In February 1977 the Attorney-General referred to the ALRC matters relating to the access of citizens to courts.
The final report, Grouped Proceedings in the Federal Court (ALRC Report 46), was tabled in federal Parliament in December 1988.
ALRC Report 46 reported that the high cost of legal proceedings effectively prevented individuals and businesses who had suffered significant but small losses from claiming compensation for those losses.
Allowing a number of related claims to be dealt with in a single proceeding would reduce costs for the benefit of both sides and would ensure the most efficient use of legal resources.
ALRC Report 46 concluded that a new grouping procedure had a number of advantages including cost effective enforcement of rights and consistency of determinations.

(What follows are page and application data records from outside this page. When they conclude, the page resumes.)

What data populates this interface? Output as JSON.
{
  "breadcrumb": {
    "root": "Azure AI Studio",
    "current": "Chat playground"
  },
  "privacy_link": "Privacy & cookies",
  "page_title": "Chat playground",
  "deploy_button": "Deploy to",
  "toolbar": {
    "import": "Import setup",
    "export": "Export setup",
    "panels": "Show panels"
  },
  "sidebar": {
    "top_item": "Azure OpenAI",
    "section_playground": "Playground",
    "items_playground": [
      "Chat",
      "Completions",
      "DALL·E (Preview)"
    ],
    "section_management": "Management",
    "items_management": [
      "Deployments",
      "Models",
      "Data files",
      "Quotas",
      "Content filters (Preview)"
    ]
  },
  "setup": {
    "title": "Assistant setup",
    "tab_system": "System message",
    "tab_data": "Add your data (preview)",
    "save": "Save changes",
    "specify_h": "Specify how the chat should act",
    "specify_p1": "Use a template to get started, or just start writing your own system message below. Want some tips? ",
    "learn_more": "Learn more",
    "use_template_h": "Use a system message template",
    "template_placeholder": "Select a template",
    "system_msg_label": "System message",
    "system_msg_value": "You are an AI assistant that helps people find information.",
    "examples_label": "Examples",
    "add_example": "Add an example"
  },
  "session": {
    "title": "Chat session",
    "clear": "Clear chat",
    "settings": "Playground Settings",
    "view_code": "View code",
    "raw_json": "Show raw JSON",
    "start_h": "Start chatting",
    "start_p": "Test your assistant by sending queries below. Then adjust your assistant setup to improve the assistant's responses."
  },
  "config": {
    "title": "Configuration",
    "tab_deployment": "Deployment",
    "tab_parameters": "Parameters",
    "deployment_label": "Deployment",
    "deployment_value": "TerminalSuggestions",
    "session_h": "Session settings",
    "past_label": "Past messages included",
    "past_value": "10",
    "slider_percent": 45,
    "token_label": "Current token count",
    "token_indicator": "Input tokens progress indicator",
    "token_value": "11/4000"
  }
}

- A new form of grouped proceedings for claims arising out of similar material facts should be established.
- Grouped proceedings should operate on an ‘opt out’ basis and should allow claims for damages.
- A group member should be immune from paying the respondent’s costs except where they had conducted their own proceedings. Principal applicants should be encouraged to bring group proceedings by allowing contingency fees to be arranged with solicitors and by establishing a special fund to finance grouped proceedings.

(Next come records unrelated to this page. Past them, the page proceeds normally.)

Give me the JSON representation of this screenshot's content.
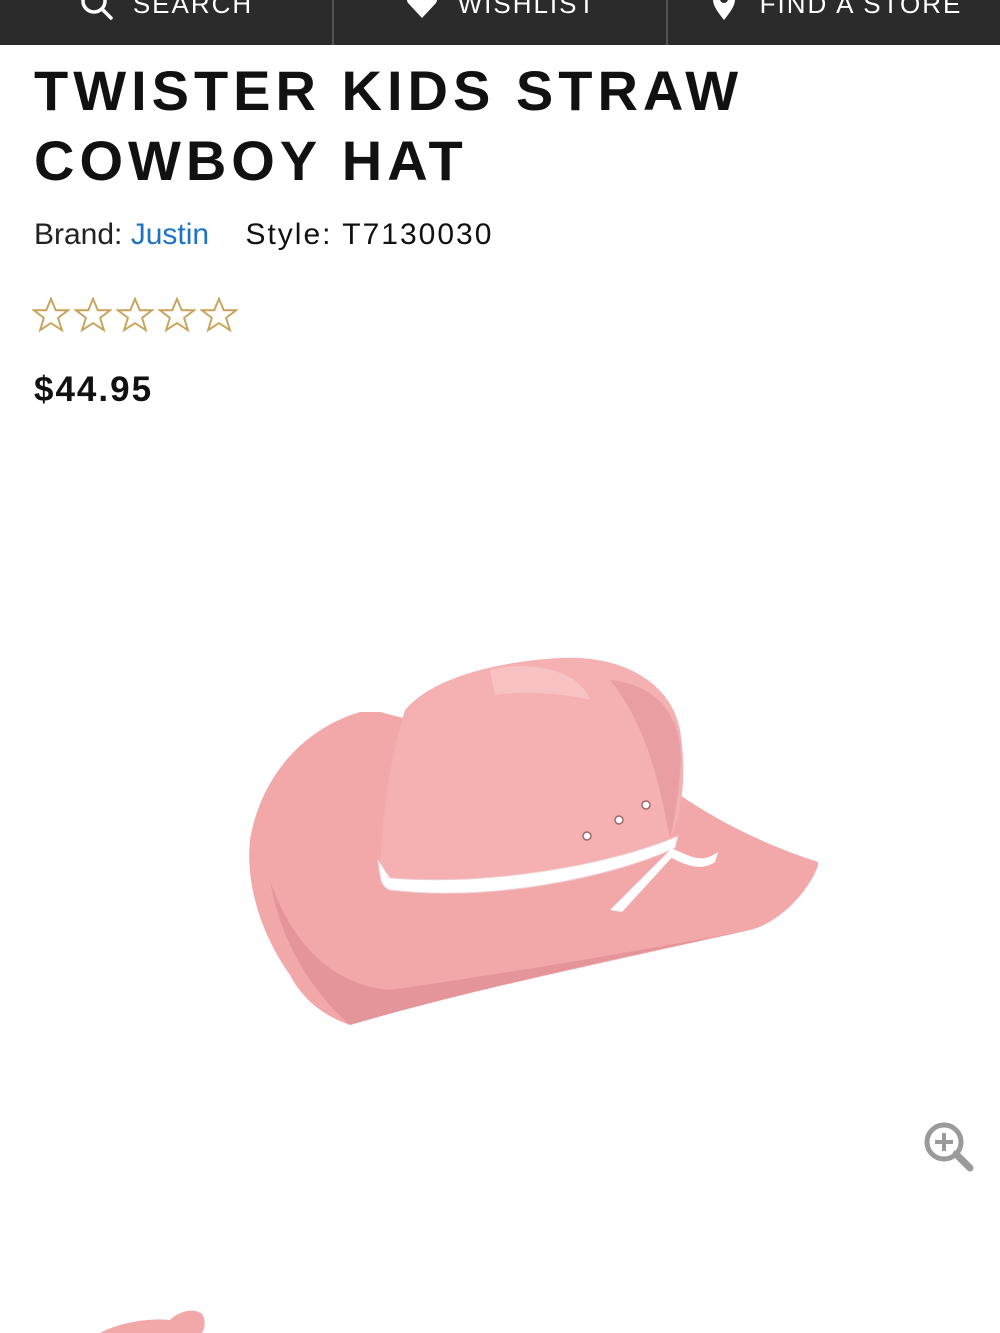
{
  "nav": {
    "items": [
      {
        "label": "SEARCH",
        "icon": "search-icon"
      },
      {
        "label": "WISHLIST",
        "icon": "heart-icon"
      },
      {
        "label": "FIND A STORE",
        "icon": "map-pin-icon"
      }
    ]
  },
  "product": {
    "title_line1": "TWISTER KIDS STRAW",
    "title_line2": "COWBOY HAT",
    "brand_label": "Brand:",
    "brand_value": "Justin",
    "style_text": "Style: T7130030",
    "rating": {
      "value": 0,
      "max": 5
    },
    "price": "$44.95"
  },
  "colors": {
    "nav_bg": "#2b2b2b",
    "link": "#1e73c6",
    "star_outline": "#c9a15a",
    "hat": "#f2a7a9"
  },
  "icons": {
    "zoom": "zoom-in-icon"
  }
}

The federal Government has implemented the Australian Law Reform Commission’s recommendations, with some modification, by way of the Federal Court of Australia Amendment Act 1991 (Cth), which enables a person to bring a proceeding on behalf of a group of persons where their claims are related and have common issues. They are referred to as ‘representative proceedings’.
The proceedings are of an ‘opt out’ nature so that members of a group do not have to give their written consent prior to the proceedings commencing, but all members of a group will be bound by the outcome of a proceeding unless they opt out of the proceeding.
The provisions covering representative proceedings are contained in Part IVA of the Act, and are increasingly being used.
The Act did not implement the Commission’s recommendations on costs and this has been a major criticism of the representative action procedures.
Representative proceedings similar to those in the Federal Court of Australia have been introduced in the Supreme Courts of Victoria and New South Wales.
Some aspects of practice and procedure relating to representative proceedings in the Federal Court of Australia were considered as part of the ALRC’s review of the federal civil justice system in Managing Justice (ALRC Report 89).